Make sure to catch Kevin Cooley’s gorgeous show at Kopeikin Gallery in Los Angeles up until February 11th of next month. Titled Take Refuge, the exhibition features large scale photographs and videos evoking human struggles in the harsh and unforgiving, yet sublime, natural world. This body of work was created in disparate locations including the Arctic territory of Spitsbergen and the American West as well in more ordinary places such as New York City and Los Angeles. Referencing the Romantic movement in art and literature, the work attests to both the fear and longing nature inspires.
I’m absolutely loving these sleepy narrative illustrations by Japanese artists Fuco Ueda.
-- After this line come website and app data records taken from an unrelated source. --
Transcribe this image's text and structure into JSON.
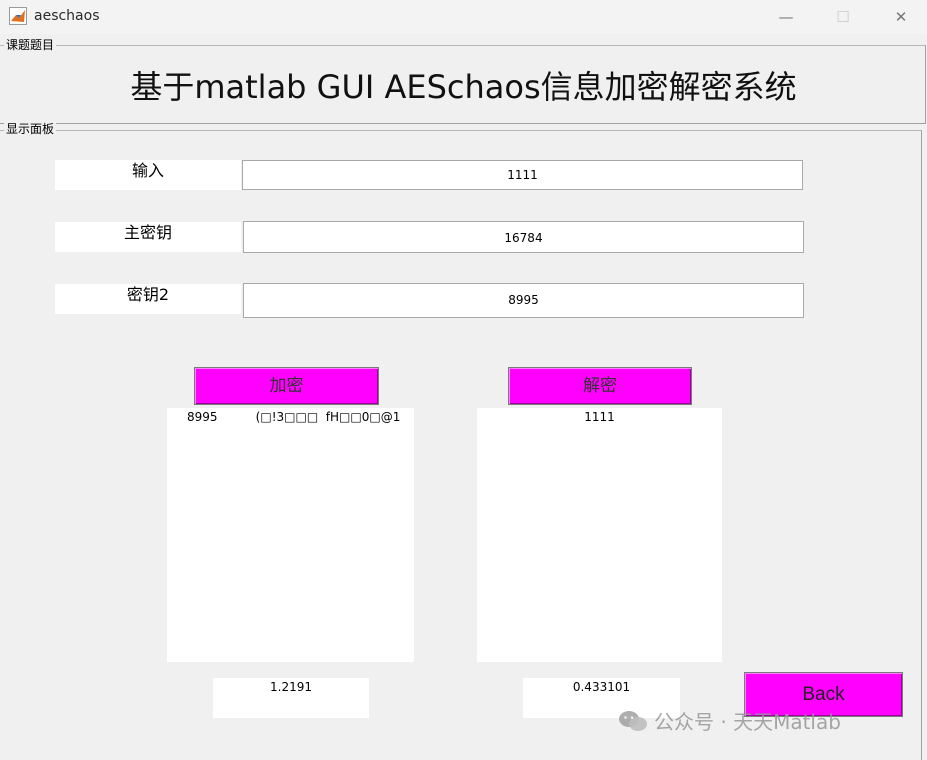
{
  "window": {
    "title": "aeschaos",
    "min_symbol": "—",
    "max_symbol": "☐",
    "close_symbol": "✕"
  },
  "panel_title": {
    "label": "课题题目",
    "heading": "基于matlab GUI AESchaos信息加密解密系统"
  },
  "panel_display": {
    "label": "显示面板"
  },
  "form": {
    "input_label": "输入",
    "input_value": "1111",
    "master_key_label": "主密钥",
    "master_key_value": "16784",
    "key2_label": "密钥2",
    "key2_value": "8995"
  },
  "buttons": {
    "encrypt": "加密",
    "decrypt": "解密",
    "back": "Back"
  },
  "outputs": {
    "encrypt_list_row": "8995          (□!3□□□  fH□□0□@1",
    "decrypt_list_row": "1111",
    "encrypt_value": "1.2191",
    "decrypt_value": "0.433101"
  },
  "watermark": {
    "text": "公众号 · 天天Matlab",
    "icon": "wechat-icon"
  },
  "colors": {
    "button": "#ff00ff",
    "background": "#f0f0f0"
  }
}
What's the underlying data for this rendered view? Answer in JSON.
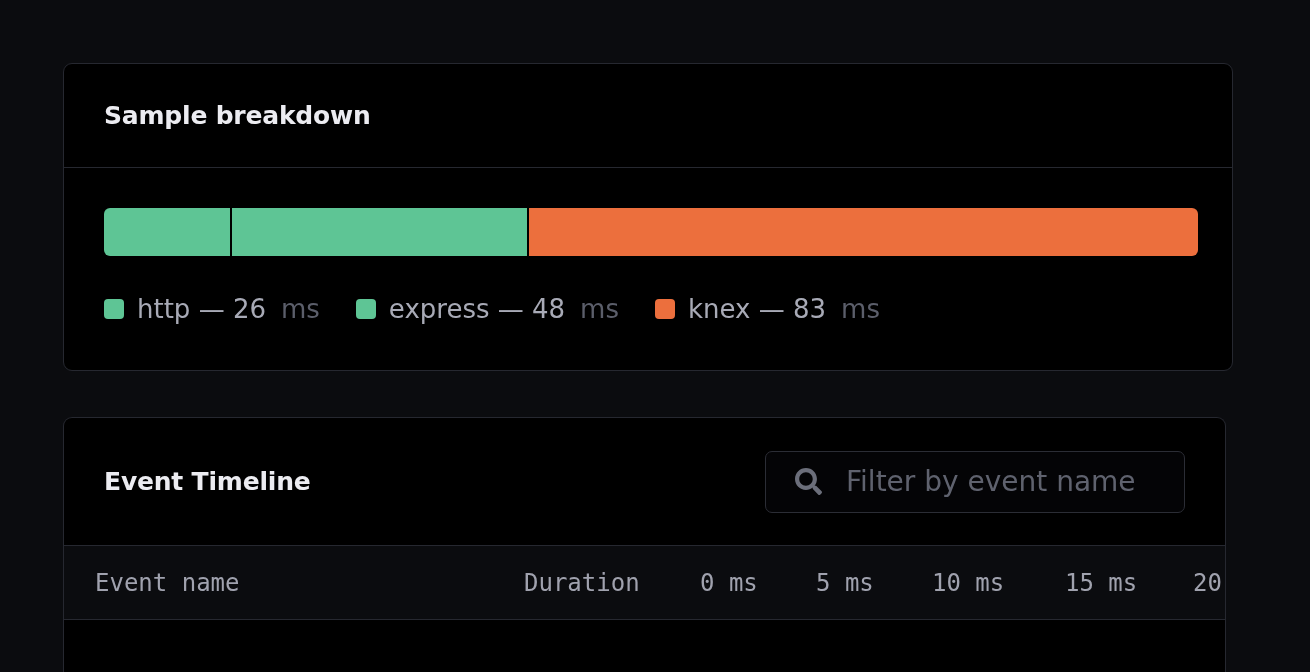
{
  "breakdown": {
    "title": "Sample breakdown",
    "segments": [
      {
        "label": "http — 26",
        "unit": "ms",
        "color": "#5ec595",
        "level": 0.116
      },
      {
        "label": "express — 48",
        "unit": "ms",
        "color": "#5ec595",
        "level": 0.27
      },
      {
        "label": "knex — 83",
        "unit": "ms",
        "color": "#ec6f3d",
        "level": 0.614
      }
    ]
  },
  "timeline": {
    "title": "Event Timeline",
    "search": {
      "placeholder": "Filter by event name"
    },
    "table": {
      "columns": [
        "Event name",
        "Duration",
        "0 ms",
        "5 ms",
        "10 ms",
        "15 ms",
        "20"
      ]
    }
  }
}
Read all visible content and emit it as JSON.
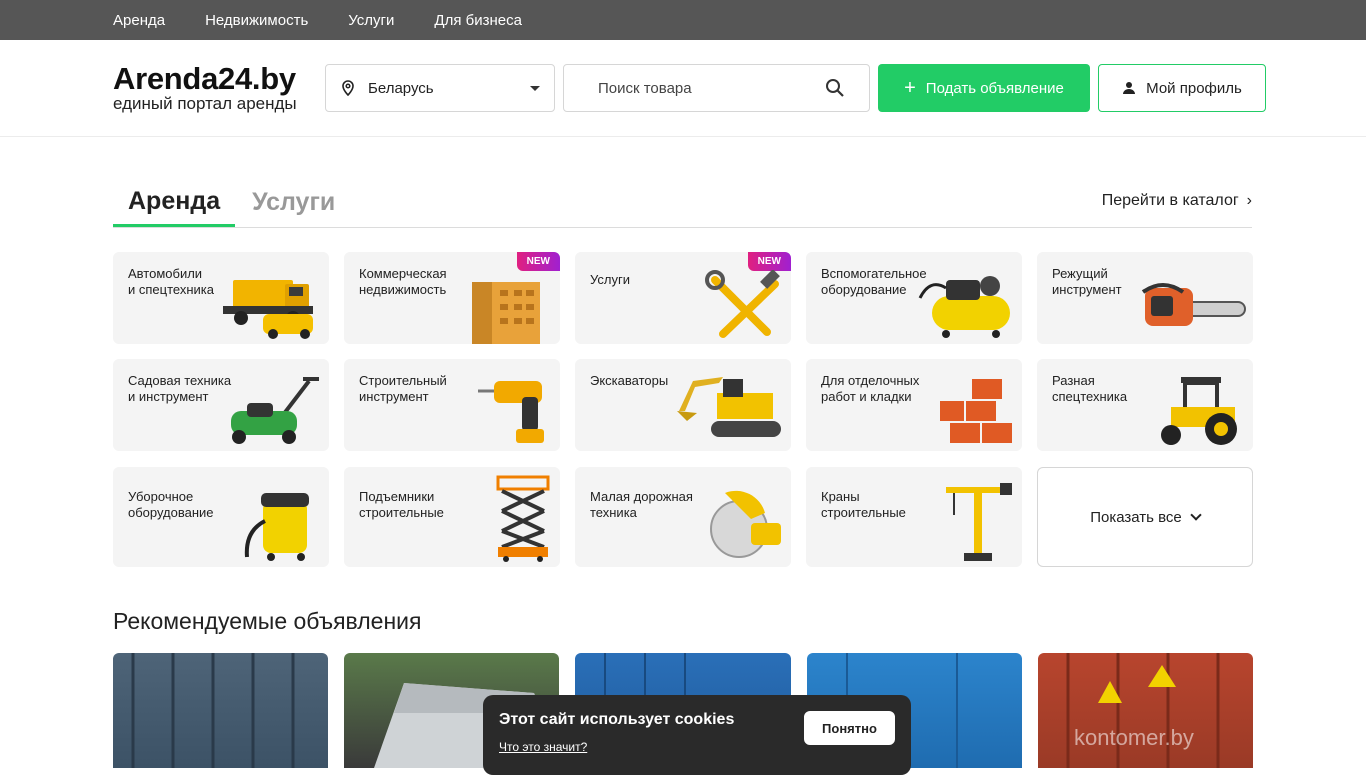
{
  "topnav": [
    "Аренда",
    "Недвижимость",
    "Услуги",
    "Для бизнеса"
  ],
  "header": {
    "logo_title": "Arenda24.by",
    "logo_subtitle": "единый портал аренды",
    "region_value": "Беларусь",
    "search_placeholder": "Поиск товара",
    "post_label": "Подать объявление",
    "profile_label": "Мой профиль"
  },
  "tabs": {
    "rent": "Аренда",
    "services": "Услуги",
    "catalog": "Перейти в каталог"
  },
  "categories": [
    {
      "label": "Автомобили\nи спецтехника",
      "icon": "truck-icon",
      "badge": ""
    },
    {
      "label": "Коммерческая\nнедвижимость",
      "icon": "building-icon",
      "badge": "NEW"
    },
    {
      "label": "Услуги",
      "icon": "tools-icon",
      "badge": "NEW"
    },
    {
      "label": "Вспомогательное\nоборудование",
      "icon": "compressor-icon",
      "badge": ""
    },
    {
      "label": "Режущий\nинструмент",
      "icon": "chainsaw-icon",
      "badge": ""
    },
    {
      "label": "Садовая техника\nи инструмент",
      "icon": "lawnmower-icon",
      "badge": ""
    },
    {
      "label": "Строительный\nинструмент",
      "icon": "drill-icon",
      "badge": ""
    },
    {
      "label": "Экскаваторы",
      "icon": "excavator-icon",
      "badge": ""
    },
    {
      "label": "Для отделочных\nработ и кладки",
      "icon": "bricks-icon",
      "badge": ""
    },
    {
      "label": "Разная\nспецтехника",
      "icon": "tractor-icon",
      "badge": ""
    },
    {
      "label": "Уборочное\nоборудование",
      "icon": "vacuum-icon",
      "badge": ""
    },
    {
      "label": "Подъемники\nстроительные",
      "icon": "scissor-lift-icon",
      "badge": ""
    },
    {
      "label": "Малая дорожная\nтехника",
      "icon": "road-saw-icon",
      "badge": ""
    },
    {
      "label": "Краны\nстроительные",
      "icon": "crane-icon",
      "badge": ""
    }
  ],
  "show_all": "Показать все",
  "recommended_title": "Рекомендуемые объявления",
  "recommended_watermark": "kontomer.by",
  "cookie": {
    "title": "Этот сайт использует cookies",
    "link": "Что это значит?",
    "button": "Понятно"
  },
  "colors": {
    "accent": "#22cc66",
    "topbar": "#565656",
    "card": "#f4f4f4"
  }
}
It’s as if each painting was painted with the tears of fairies from a far away distant land where animals and cute teenagers lived as equals.
Nick Georgiou creates grotesque yet mesmerizing works that blur the lines between sculpture and painting with his works. Using discarded newspapers and magazines, Nick re-imagines the material in surprising ways bending, folding, and cutting it into relief paintings as well as life size sculptures.
Stockholm based Sanna Dullaway brings to life powerful black and white images from the past by carefully retouching and coloring them. By updating these iconic images Dullaway not only breathes new life into each photo but also reminds us how powerful these historic figures and moments were.
A native of Porto Alegre, Brazil, artist Duda Lanna creates colorful paintings and illustrations of often mind-bending detail. The artist claims inspirations both within the realm of visual arts and separate from them, including science fiction and psychedelic rock of the ’70s. These diverse inspirations definitely show in his many works in ink and acrylic. Their vibrant color palette and bold graphic patterns will take you on a trip, that is for sure. Folks, hold on to your eyeballs.
Marci Washington is an artist, based in Northern California. Her lightly rendered gouache and watercolor paintings depict the interiors and exteriors of creepy houses, reed-bordered pitch swamps, forbidden correspondence, and nocturnal, aristocratic cannibals who always seem to maintain a certain measure of grace amidst unsavory conditions and elements. To me, it’s always appeared as if such figures are pausing for her to paint their portrait while the world crumbles around them. A macabre fashion shoot staged amidst the apocalyptic environs of a world without sunrises, Washington’s delicate, detailed work is a rich stroke of contrast between dark and light; brutality and delicacy. I caught up with Marci in-between her various travels and projects and, in keeping with her reputation for graciousness, she answered some questions and brought us up to speed with her career. (Images courtesy of Rena Bransten Gallery.)
It’s pretty hard to make street art these days that actually grabs the publics attention but the Billboards of Peter Fuss manage to stop us in our tracks. I could do without some of the usual suspects that make appearances such as the jabs at Larry Gagosian and Hirst’s spot paintings but I’ll take a double scoop of the political and social commentary. There are a few billboards that I can’t seem to translate. Please post in the comments if you can!